(E) Informing campaigns by environmental pressure groups and contributing to stakeholder debate

Environmental pressure groups Greenpeace and WWF launched campaigns to highlight issues raised in Page's research. Dissemination of research findings through the media and pressure group campaigns has led to increased awareness and debate among stakeholder groups on carbon emissions from tropical peatland conversion, such as JNCC (public body advising UK Government on nature conservation) and the Roundtable on Sustainable Palm Oil (RSPO).

Sources to corroborate the impact

(A) Shaping and influencing national and international biofuel and land use policies

  • ICCT White Paper on biofuels

  • EU policy documents (Hooijer and Page, 2006 publication is cited): delling_comparison.pdf

  • US policy documents with the first link providing the EPA web site and the second to a pdf document downloadable from the web site containing reference to Page's work (first is at page 8 of 19, marked 4307, footnote 30 and the second is on page 9/4308, third column continuing onto page 10/4309

  • World Bank and Department for International Development Indonesia in consultation with State Ministry of Environment in Indonesia:

  • Supporting statement from former deputy Minister of the Indonesian Government and Presidential Advisor, outlining influence of Page's research on Indonesian policy and Presidential decrees., including Presidential Instructions on: (i) Acceleration of Rehabilitation and Revitalisation of Peatland Area in Central Kalimantan (2007); (ii) Guidelines of Peatland Uses for Palm Oil Cultivation (2009); and also (iii) the National Action Plan on Greenhouse Gas Emissions Reduction (2011) and (iv) the Government Regulation Plan on Peatland Ecosystem Protection and Management (2011)
  • Contactable source: Fuels Lead, International Council for Clean Transportation (ICCT) — contact details supplied.

(B) Informing the rehabilitation and REDD project in a tropical peatswamp to avoid an environmental disaster

  • Page and Hoscilo's research is cited in `Master Plan for the Rehabilitation and Revitalisation of the Ex-Mega Rice Project Area in Central Kalimantan: A Joint Initiative of the Governments of Indonesia and the Netherlands (Euroconsult Mott MacDonald and Deltares | Delft Hydraulics in association with DHV, Wageningen UR, Witteveen+Bos, PT MLD and PT INDEC, pp. 172) on pages 19, 83 & 86
  • Research cited in policy recommendations to SBSTA
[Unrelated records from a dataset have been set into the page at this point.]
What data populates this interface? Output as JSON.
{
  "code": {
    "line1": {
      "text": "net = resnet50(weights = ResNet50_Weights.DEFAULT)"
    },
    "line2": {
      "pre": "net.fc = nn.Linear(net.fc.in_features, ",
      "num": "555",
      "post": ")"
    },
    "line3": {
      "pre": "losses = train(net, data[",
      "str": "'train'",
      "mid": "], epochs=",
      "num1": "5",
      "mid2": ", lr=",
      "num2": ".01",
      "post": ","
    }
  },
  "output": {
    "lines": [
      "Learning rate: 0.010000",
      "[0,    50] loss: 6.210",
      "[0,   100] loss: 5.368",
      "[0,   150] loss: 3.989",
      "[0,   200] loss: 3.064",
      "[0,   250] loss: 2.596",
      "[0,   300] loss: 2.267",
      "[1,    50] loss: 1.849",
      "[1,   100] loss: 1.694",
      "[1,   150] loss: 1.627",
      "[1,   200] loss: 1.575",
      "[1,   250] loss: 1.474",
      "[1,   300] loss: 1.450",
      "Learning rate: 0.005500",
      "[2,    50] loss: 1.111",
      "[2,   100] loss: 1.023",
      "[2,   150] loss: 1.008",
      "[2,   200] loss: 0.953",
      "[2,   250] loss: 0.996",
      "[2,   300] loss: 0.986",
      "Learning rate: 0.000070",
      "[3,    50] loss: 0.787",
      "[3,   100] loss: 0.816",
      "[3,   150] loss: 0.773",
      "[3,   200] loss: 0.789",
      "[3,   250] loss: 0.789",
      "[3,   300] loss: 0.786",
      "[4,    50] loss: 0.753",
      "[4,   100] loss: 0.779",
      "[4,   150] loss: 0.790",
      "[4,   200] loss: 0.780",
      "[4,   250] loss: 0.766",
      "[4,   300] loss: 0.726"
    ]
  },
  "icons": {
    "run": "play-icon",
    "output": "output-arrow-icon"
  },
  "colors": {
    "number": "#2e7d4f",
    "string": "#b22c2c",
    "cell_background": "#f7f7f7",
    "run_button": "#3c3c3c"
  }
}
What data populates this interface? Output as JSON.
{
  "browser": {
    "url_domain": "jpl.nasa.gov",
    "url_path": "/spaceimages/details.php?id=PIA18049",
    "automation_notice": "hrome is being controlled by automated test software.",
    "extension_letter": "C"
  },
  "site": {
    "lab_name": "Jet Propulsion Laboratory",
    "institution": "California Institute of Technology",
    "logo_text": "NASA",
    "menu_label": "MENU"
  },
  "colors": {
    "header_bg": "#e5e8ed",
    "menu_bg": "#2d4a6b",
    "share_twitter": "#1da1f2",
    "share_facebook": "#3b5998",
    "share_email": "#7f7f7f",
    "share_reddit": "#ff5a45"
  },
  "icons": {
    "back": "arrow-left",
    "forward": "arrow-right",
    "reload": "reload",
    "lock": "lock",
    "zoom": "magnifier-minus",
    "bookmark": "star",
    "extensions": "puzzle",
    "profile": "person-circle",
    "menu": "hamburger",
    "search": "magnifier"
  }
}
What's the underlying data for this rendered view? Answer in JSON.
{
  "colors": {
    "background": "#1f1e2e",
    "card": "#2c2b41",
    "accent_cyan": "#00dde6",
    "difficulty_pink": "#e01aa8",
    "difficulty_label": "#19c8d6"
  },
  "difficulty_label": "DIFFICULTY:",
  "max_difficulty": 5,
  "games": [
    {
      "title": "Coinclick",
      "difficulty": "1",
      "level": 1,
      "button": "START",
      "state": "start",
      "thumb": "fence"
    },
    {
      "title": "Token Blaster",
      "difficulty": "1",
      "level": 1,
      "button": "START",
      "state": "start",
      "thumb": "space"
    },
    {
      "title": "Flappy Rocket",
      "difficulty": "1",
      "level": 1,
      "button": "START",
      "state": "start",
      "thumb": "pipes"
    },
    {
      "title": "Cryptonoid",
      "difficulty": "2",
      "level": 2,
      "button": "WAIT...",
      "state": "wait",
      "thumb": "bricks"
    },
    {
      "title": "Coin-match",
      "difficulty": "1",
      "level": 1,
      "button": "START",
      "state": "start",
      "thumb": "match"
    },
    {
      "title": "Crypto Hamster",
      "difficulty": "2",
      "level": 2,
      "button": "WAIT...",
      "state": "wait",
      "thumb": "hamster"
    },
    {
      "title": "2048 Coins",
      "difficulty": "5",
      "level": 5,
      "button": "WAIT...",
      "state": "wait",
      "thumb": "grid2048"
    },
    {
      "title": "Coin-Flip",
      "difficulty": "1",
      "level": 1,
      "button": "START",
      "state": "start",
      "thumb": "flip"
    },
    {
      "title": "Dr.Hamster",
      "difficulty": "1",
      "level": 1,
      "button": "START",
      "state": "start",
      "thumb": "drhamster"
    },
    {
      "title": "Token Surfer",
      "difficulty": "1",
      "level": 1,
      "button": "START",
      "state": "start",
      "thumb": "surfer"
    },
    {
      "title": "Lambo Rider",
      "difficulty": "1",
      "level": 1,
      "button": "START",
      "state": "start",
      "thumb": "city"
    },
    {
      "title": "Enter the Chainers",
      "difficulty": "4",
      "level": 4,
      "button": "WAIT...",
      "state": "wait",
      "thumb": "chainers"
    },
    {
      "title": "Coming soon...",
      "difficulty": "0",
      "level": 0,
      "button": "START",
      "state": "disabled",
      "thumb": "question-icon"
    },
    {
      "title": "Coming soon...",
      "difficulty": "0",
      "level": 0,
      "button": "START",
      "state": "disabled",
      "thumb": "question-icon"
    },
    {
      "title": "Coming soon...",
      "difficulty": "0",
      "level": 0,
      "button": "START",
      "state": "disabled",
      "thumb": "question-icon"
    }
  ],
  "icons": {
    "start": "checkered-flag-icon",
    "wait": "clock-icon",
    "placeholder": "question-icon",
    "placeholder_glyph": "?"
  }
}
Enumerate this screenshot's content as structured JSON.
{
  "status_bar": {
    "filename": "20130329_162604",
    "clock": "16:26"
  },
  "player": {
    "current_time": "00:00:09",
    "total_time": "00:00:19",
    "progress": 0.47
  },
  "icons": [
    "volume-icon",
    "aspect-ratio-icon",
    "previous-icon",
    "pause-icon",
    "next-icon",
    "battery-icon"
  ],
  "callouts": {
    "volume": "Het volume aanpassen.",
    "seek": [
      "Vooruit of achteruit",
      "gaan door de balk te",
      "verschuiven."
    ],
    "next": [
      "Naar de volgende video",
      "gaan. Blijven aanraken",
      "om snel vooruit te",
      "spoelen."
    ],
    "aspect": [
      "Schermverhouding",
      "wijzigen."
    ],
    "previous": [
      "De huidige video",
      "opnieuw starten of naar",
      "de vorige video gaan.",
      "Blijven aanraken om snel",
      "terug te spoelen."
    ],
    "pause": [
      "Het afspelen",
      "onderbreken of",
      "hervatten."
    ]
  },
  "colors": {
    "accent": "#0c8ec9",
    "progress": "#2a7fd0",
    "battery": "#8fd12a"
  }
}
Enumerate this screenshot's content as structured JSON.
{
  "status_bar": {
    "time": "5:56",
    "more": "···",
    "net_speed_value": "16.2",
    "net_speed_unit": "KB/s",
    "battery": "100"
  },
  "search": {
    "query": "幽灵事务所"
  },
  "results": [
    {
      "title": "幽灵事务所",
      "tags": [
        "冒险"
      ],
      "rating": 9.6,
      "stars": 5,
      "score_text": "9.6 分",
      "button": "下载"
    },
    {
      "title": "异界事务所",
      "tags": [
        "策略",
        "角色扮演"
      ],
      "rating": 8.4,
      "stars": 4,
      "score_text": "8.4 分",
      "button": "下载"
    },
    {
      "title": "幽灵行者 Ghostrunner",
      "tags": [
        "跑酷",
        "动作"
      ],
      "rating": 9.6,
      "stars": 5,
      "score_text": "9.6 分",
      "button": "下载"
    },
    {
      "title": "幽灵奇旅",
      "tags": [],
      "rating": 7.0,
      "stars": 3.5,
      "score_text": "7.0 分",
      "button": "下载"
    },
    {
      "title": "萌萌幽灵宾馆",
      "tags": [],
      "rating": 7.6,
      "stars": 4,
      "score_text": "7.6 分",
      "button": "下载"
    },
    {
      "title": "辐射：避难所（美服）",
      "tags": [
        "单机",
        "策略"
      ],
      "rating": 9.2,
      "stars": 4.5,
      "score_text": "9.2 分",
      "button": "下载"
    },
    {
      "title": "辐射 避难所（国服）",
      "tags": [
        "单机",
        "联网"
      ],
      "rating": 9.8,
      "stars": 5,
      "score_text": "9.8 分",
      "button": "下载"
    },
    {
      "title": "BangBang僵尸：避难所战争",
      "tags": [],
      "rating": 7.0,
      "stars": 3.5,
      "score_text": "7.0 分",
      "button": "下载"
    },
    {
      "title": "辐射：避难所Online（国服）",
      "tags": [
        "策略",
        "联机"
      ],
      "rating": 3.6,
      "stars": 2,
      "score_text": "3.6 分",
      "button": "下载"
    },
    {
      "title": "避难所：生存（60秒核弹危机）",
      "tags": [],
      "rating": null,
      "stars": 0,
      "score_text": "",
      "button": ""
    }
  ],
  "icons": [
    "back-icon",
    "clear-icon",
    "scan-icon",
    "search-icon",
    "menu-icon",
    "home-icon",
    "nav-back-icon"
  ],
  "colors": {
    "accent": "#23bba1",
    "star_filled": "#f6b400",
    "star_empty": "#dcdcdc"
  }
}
  • Supporting statement from Indonesia-Australia Forest Carbon Partnership / Kalimantan Forests and Climate Partnership Project Manager (former)

(C) Helping a multi-national company to change its environmental practices

  • April overview of scientific project & APRIL Sustainability Report 2010 (p. 51) operations&catid=66:environment&Itemid=89;

  • Supporting statement from Project Officer, Deltares indicating the influence of Page's work on Deltares' (Dutch hydrological consultancy) financial investment in Indonesia.

(D) Informing international programmes (UN WMO and IPCC) on climate change

  • Dr Tansey's contribution to the UN WMO GCOS activities

  • Supporting statement from Director of the GCOS Secretariat, WMO, Geneva (navigate to About CCI -> Overview)

  • IPCC Fourth Assessment Report (AR4) — Climate Change 2007: Mitigation of Climate Change features inclusion of peat emissions

  • Chapter 2: Drained Inland Organic Soils of the 2013 Supplement to the 2006 IPCC Guidelines for National Greenhouse Gas Inventories: Wetlands (pp. 332 of 339)

(E) Informing campaigns by environmental pressure groups and contributing to stakeholder debate

  • WWF report citing Leicester research

  • Greenpeace report citing Leicester research:

  • Examples of media dissemination and stakeholder use of the research